» EXERCISE
Could you filter the records below and return each line that holds "Вычислить"?
☆ ☆ ☆ ☆ ☆
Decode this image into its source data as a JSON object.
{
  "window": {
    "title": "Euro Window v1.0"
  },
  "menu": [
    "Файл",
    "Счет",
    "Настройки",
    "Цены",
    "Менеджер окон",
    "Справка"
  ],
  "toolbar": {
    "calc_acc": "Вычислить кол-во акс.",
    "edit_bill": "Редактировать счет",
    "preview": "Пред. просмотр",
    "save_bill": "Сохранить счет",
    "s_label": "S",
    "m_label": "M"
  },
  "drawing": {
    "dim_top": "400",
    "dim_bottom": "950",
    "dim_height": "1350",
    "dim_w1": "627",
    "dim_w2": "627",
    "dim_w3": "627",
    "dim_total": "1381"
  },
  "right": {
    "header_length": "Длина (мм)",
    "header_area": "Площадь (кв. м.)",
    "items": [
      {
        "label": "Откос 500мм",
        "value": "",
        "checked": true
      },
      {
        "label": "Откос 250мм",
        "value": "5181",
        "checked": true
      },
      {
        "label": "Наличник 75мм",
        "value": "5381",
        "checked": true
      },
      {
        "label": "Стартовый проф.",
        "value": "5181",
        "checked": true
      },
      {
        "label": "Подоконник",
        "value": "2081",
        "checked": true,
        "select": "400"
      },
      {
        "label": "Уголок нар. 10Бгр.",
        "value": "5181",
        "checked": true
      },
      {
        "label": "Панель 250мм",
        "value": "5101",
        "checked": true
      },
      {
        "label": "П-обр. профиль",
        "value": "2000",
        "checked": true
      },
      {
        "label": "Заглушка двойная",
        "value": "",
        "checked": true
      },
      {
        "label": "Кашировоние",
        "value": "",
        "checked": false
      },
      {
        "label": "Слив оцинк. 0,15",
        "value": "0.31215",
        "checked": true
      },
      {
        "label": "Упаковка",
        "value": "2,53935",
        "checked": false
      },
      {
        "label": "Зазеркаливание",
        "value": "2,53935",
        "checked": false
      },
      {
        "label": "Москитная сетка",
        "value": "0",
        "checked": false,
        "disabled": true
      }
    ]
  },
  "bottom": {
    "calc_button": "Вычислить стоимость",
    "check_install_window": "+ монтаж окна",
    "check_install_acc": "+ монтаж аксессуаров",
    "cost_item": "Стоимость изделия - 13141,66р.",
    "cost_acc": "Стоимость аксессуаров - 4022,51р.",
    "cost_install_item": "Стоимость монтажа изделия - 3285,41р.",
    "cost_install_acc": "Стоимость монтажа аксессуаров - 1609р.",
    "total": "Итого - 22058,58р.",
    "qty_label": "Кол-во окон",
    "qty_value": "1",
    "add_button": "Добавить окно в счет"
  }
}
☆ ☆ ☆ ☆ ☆
» OUTPUT BELOW
    "calc_acc": "Вычислить кол-во акс.",
    "calc_button": "Вычислить стоимость",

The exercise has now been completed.